”We think it is normal to discuss these things, that various scholars have different opinions. I choose my own path. But people who are not educated depend on them. If you are illiterate like our parents, the fatwas influence you more. Even if there is a fatwa and there are different views about the subject, you think logically what suits you best, but to my parents it is just a matter of: that’s the way things are. A scholar said it, so that is all there is to it.”
The Moroccan socialist Party, the PSU, wants to put an end to “ridiculous fatwas which go against common sense, logic and the law”. One fatwa in Attajdid said unemployed people were allowed to pay bribes to get jobs, if all other avenues had been exhausted. That is going too far, says the PSU.
Ahmed Toufiq, Moroccan Minister van Islamic Affairs has had enough. “It’s ridiculous that everyone can say anything without knowing anything about a matter”. He recently called together the High Council of Oulema, Morocco’s highest Islamic scholars, to do something about the “chaos”. As a result, only fatwas issued by the High Council have to be obeyed.
Is the Moroccan debate also influencing Muslims outside Morocco? Sadoua Amezian does not think so.

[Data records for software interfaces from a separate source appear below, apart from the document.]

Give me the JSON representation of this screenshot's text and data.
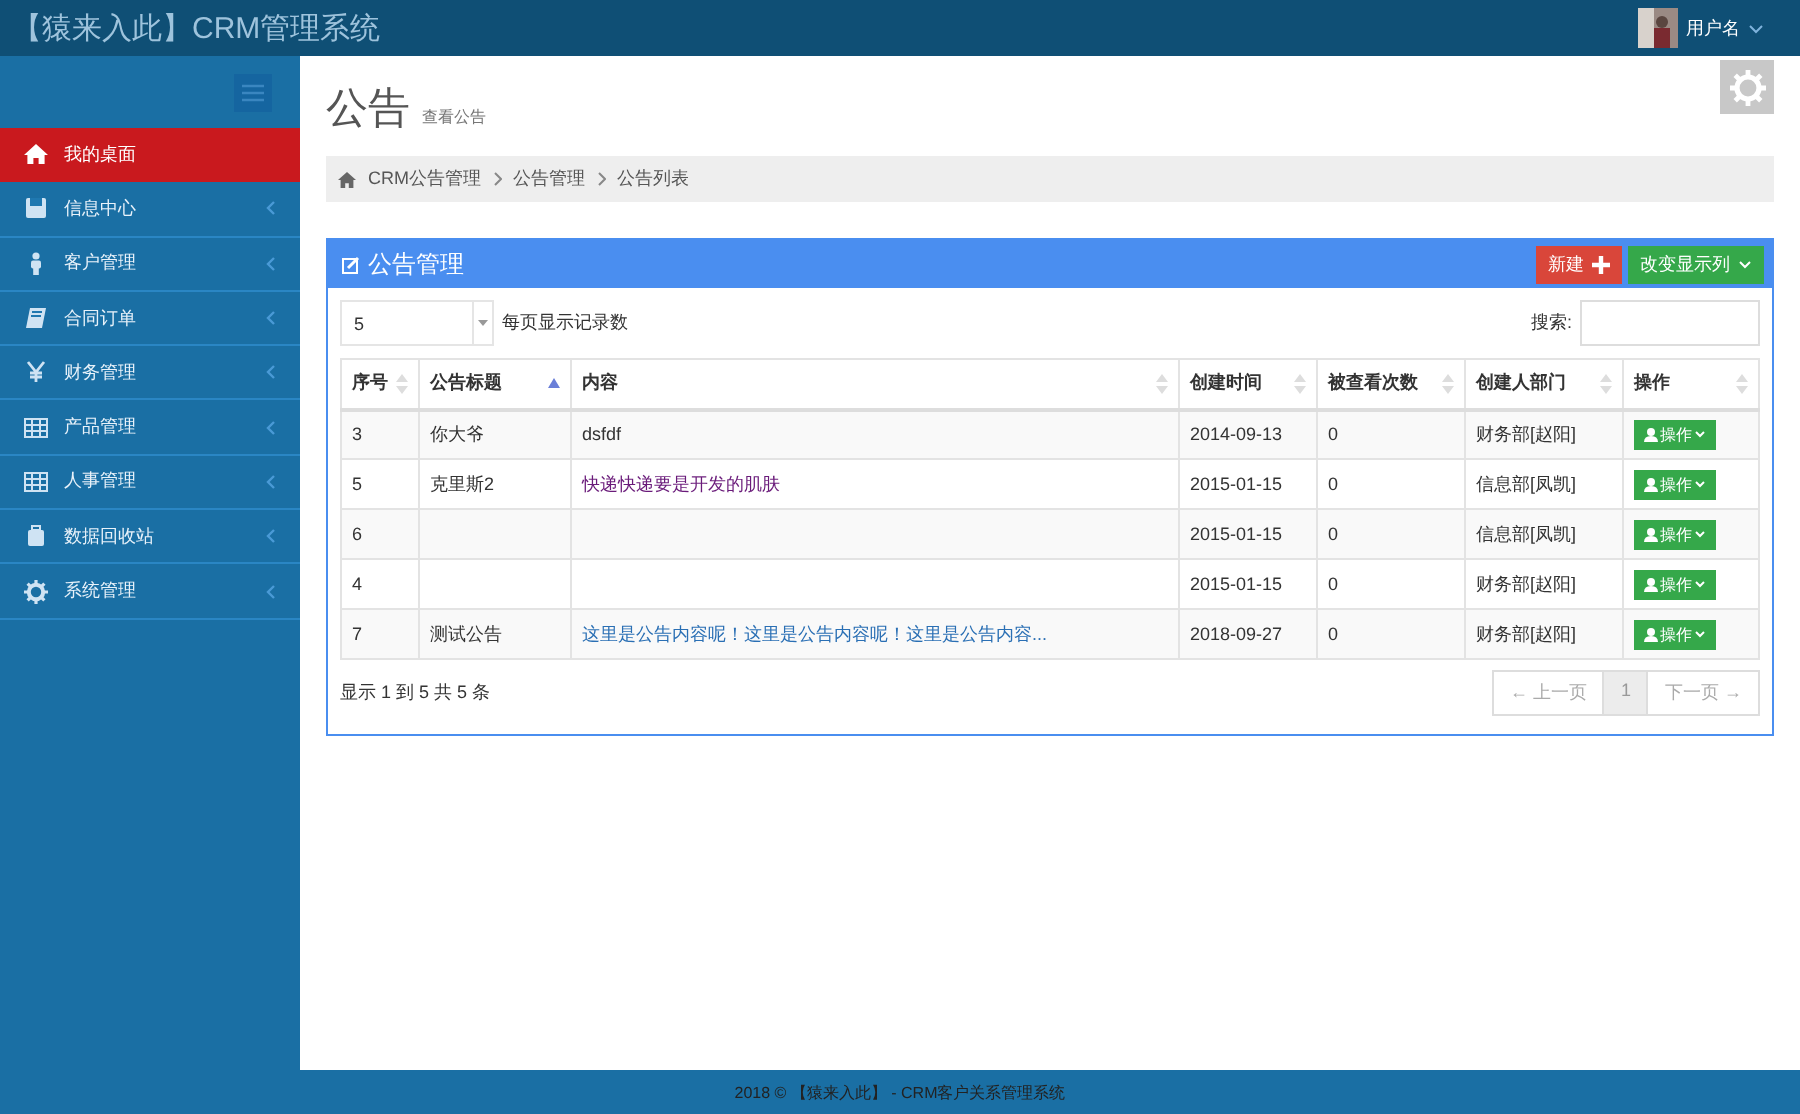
{
  "header": {
    "brand": "【猿来入此】CRM管理系统",
    "user": "用户名"
  },
  "sidebar": {
    "items": [
      {
        "label": "我的桌面",
        "kind": "home",
        "selected": true
      },
      {
        "label": "信息中心",
        "kind": "disk",
        "selected": false
      },
      {
        "label": "客户管理",
        "kind": "person",
        "selected": false
      },
      {
        "label": "合同订单",
        "kind": "book",
        "selected": false
      },
      {
        "label": "财务管理",
        "kind": "yen",
        "selected": false
      },
      {
        "label": "产品管理",
        "kind": "table",
        "selected": false
      },
      {
        "label": "人事管理",
        "kind": "table",
        "selected": false
      },
      {
        "label": "数据回收站",
        "kind": "bin",
        "selected": false
      },
      {
        "label": "系统管理",
        "kind": "gear",
        "selected": false
      }
    ]
  },
  "page": {
    "title": "公告",
    "subtitle": "查看公告"
  },
  "breadcrumb": [
    "CRM公告管理",
    "公告管理",
    "公告列表"
  ],
  "panel": {
    "title": "公告管理",
    "buttons": [
      {
        "label": "新建",
        "kind": "new"
      },
      {
        "label": "改变显示列",
        "kind": "columns"
      }
    ],
    "page_size": "5",
    "page_size_label": "每页显示记录数",
    "search_label": "搜索:",
    "table": {
      "columns": [
        {
          "label": "序号",
          "sorted": false
        },
        {
          "label": "公告标题",
          "sorted": true
        },
        {
          "label": "内容",
          "sorted": false
        },
        {
          "label": "创建时间",
          "sorted": false
        },
        {
          "label": "被查看次数",
          "sorted": false
        },
        {
          "label": "创建人部门",
          "sorted": false
        },
        {
          "label": "操作",
          "sorted": false
        }
      ],
      "rows": [
        {
          "id": "3",
          "title": "你大爷",
          "content": "dsfdf",
          "content_link": false,
          "content_visited": false,
          "date": "2014-09-13",
          "views": "0",
          "dept": "财务部[赵阳]",
          "action": "操作"
        },
        {
          "id": "5",
          "title": "克里斯2",
          "content": "快递快递要是开发的肌肤",
          "content_link": true,
          "content_visited": true,
          "date": "2015-01-15",
          "views": "0",
          "dept": "信息部[凤凯]",
          "action": "操作"
        },
        {
          "id": "6",
          "date": "2015-01-15",
          "views": "0",
          "dept": "信息部[凤凯]",
          "action": "操作"
        },
        {
          "id": "4",
          "date": "2015-01-15",
          "views": "0",
          "dept": "财务部[赵阳]",
          "action": "操作"
        },
        {
          "id": "7",
          "title": "测试公告",
          "content": "这里是公告内容呢！这里是公告内容呢！这里是公告内容...",
          "content_link": true,
          "content_visited": false,
          "date": "2018-09-27",
          "views": "0",
          "dept": "财务部[赵阳]",
          "action": "操作"
        }
      ]
    },
    "info": "显示 1 到 5 共 5 条",
    "pagination": [
      {
        "label": "← 上一页",
        "disabled": true,
        "selected": false
      },
      {
        "label": "1",
        "disabled": false,
        "selected": true
      },
      {
        "label": "下一页 →",
        "disabled": true,
        "selected": false
      }
    ]
  },
  "footer": "2018 © 【猿来入此】 - CRM客户关系管理系统"
}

“Most Moroccans get their sense of norms and values from home. There are fatwas, but ... it’s something that is close to home, via friends and internet. I don’t think people will look to what is happening in Morocco. The imam in our mosque does has influence, but not the imams from Morocco. Even if more fatwas are on television, it will not have any influence on my behaviour.”
Mustapha Khalfi director general of Attajdid says his newspaper prints fatwas to stimulate religious reform in Morocco. “We want Islam to be dynamic, he says. There are also liberal Muslims who agree with him, such as Islamic scholar Abdelbari Zemzemi. He does not agree with most of the fatwas, but: “Everything is discussed and slowly taboos are disappearing.”
In any case, the wave of fatwas has not made Morocco more conservative, thinks Ms Amezian on holiday.
'What I see happening in Morocco, is actually the contrary. It is very modern, it is not the case that fatwas are making people more orthodox. There is actually more freedom than before. We weren’t allowed out in the old days. Now you see men and women walking down the street together. Just enjoying music. And the beach is full, it never used to be like that. And really not everybody is wearing a long dress and headscarf. I think it has become more open, you are allowed to do a lot more now. I was surprised how much has changed.”
Drops in the ocean
Will the fatwas awaken the old Morocco? The modern, educated generation of Muslims isn’t likely to let itself be bossed around. To them the rain of fatwas are drops in the ocean during a hot Moroccan summer.